Call, J., & Tomasello, M. (2008). Does the chimpanzee have a theory of mind? 30 years later. Trends in cognitive sciences, 12(5), 187-192.

Slaughter, V. (2015). Theory of mind in infants and young children: A review. Australian Psychologist, 50(3), 169-172.

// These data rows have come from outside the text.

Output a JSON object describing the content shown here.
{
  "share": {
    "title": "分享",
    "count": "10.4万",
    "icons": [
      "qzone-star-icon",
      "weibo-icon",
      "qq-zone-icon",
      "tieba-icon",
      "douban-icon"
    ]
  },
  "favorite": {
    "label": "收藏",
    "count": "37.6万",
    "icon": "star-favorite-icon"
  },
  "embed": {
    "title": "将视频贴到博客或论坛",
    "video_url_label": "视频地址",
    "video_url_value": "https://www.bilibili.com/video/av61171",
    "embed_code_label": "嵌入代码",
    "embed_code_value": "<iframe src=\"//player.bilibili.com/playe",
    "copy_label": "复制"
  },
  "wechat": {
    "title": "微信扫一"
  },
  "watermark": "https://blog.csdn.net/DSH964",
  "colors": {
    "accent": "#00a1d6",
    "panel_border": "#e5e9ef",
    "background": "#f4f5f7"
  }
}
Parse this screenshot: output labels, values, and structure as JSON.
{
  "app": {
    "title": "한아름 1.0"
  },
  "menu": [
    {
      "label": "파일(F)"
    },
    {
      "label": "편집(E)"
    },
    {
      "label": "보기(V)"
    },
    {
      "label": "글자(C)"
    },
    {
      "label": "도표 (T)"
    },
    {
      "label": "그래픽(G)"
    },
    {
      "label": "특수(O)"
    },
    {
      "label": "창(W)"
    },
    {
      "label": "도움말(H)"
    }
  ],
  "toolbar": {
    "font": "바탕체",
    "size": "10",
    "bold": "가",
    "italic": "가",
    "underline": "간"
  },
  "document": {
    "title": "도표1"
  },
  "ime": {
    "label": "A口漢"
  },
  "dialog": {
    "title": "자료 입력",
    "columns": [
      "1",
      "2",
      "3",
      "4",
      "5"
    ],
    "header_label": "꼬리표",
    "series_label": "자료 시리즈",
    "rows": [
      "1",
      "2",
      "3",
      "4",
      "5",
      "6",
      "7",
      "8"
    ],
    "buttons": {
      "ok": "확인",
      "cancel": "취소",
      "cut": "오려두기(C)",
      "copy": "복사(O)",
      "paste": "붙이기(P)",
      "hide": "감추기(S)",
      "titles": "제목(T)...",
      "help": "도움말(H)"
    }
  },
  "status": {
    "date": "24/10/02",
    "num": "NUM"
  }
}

Baron-Cohen, S. (2001). Theory of mind and autism: A review. International review of research in mental retardation, 23(23), 169-184.